»»
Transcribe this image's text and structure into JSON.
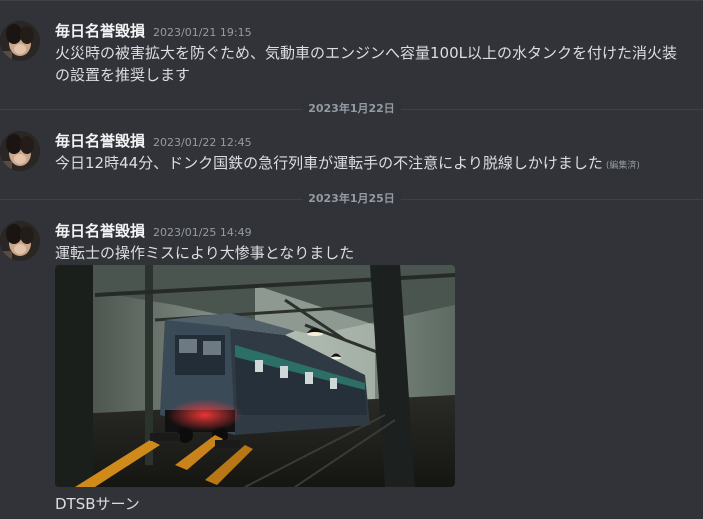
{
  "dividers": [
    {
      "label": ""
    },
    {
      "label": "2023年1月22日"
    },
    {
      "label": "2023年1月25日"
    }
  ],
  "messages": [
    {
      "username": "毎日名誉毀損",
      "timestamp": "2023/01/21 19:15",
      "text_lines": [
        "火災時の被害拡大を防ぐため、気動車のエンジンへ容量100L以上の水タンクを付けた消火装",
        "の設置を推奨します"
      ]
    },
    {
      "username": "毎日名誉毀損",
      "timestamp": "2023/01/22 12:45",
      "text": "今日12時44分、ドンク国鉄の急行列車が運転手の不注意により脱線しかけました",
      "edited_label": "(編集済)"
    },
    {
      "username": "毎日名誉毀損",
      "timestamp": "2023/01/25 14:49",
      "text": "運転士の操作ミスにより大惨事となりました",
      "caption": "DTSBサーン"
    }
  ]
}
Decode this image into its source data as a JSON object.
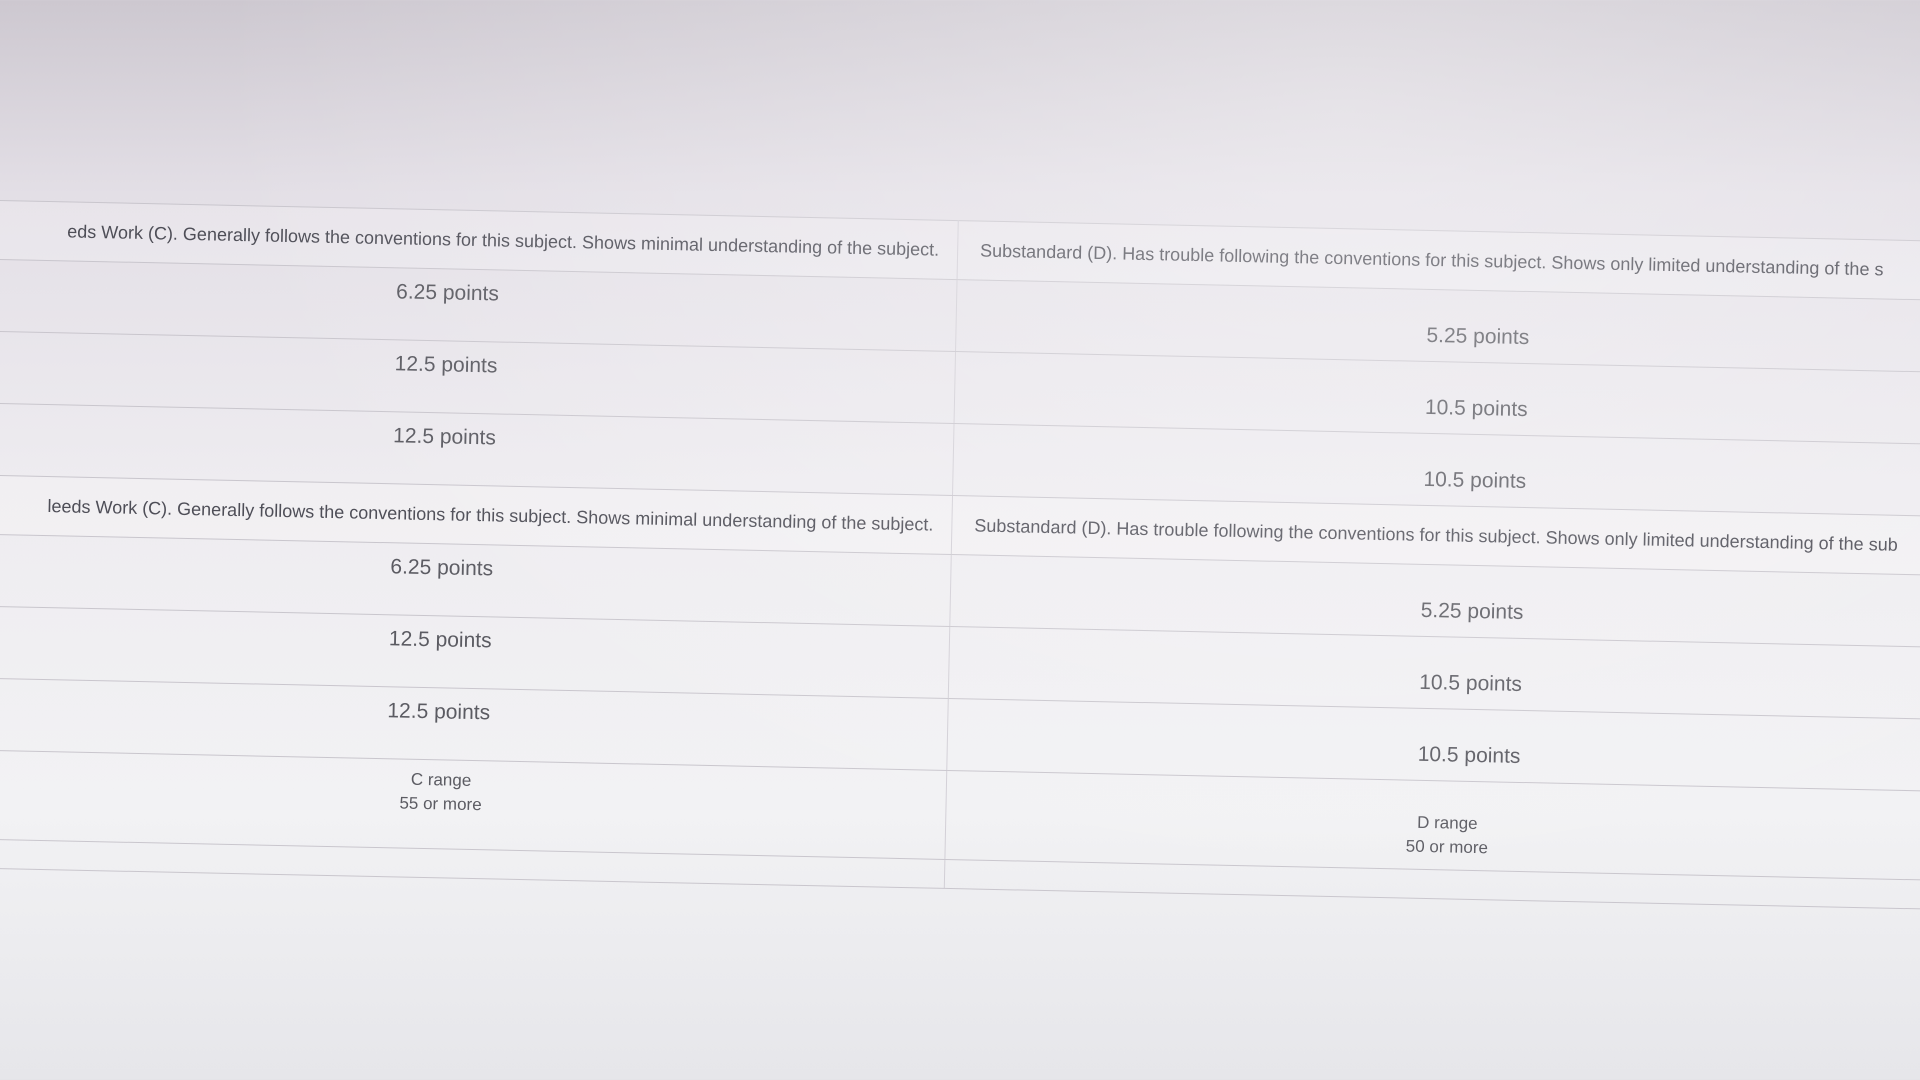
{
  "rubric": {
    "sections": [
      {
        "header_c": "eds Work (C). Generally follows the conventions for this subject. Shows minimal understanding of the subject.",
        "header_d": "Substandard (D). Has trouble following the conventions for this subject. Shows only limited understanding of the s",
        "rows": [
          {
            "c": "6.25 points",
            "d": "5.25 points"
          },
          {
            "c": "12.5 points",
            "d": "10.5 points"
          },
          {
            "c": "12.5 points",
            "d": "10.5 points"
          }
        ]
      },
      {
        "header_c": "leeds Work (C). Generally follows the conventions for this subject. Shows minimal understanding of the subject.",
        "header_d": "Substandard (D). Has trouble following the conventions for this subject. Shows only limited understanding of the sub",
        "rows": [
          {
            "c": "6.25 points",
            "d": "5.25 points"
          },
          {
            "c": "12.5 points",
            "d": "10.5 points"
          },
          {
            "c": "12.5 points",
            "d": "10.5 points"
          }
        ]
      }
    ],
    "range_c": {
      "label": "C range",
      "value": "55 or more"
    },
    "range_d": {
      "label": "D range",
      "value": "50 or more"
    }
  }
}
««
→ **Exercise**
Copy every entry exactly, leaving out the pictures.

→ **Answer to this task**
Transcribe this image's text and structure into JSON.
{
  "dividers": [
    {
      "label": ""
    },
    {
      "label": "2023年1月22日"
    },
    {
      "label": "2023年1月25日"
    }
  ],
  "messages": [
    {
      "username": "毎日名誉毀損",
      "timestamp": "2023/01/21 19:15",
      "text_lines": [
        "火災時の被害拡大を防ぐため、気動車のエンジンへ容量100L以上の水タンクを付けた消火装",
        "の設置を推奨します"
      ]
    },
    {
      "username": "毎日名誉毀損",
      "timestamp": "2023/01/22 12:45",
      "text": "今日12時44分、ドンク国鉄の急行列車が運転手の不注意により脱線しかけました",
      "edited_label": "(編集済)"
    },
    {
      "username": "毎日名誉毀損",
      "timestamp": "2023/01/25 14:49",
      "text": "運転士の操作ミスにより大惨事となりました",
      "caption": "DTSBサーン"
    }
  ]
}
Decode this image into its source data as a JSON object.
{
  "rubric": {
    "sections": [
      {
        "header_c": "eds Work (C). Generally follows the conventions for this subject. Shows minimal understanding of the subject.",
        "header_d": "Substandard (D). Has trouble following the conventions for this subject. Shows only limited understanding of the s",
        "rows": [
          {
            "c": "6.25 points",
            "d": "5.25 points"
          },
          {
            "c": "12.5 points",
            "d": "10.5 points"
          },
          {
            "c": "12.5 points",
            "d": "10.5 points"
          }
        ]
      },
      {
        "header_c": "leeds Work (C). Generally follows the conventions for this subject. Shows minimal understanding of the subject.",
        "header_d": "Substandard (D). Has trouble following the conventions for this subject. Shows only limited understanding of the sub",
        "rows": [
          {
            "c": "6.25 points",
            "d": "5.25 points"
          },
          {
            "c": "12.5 points",
            "d": "10.5 points"
          },
          {
            "c": "12.5 points",
            "d": "10.5 points"
          }
        ]
      }
    ],
    "range_c": {
      "label": "C range",
      "value": "55 or more"
    },
    "range_d": {
      "label": "D range",
      "value": "50 or more"
    }
  }
}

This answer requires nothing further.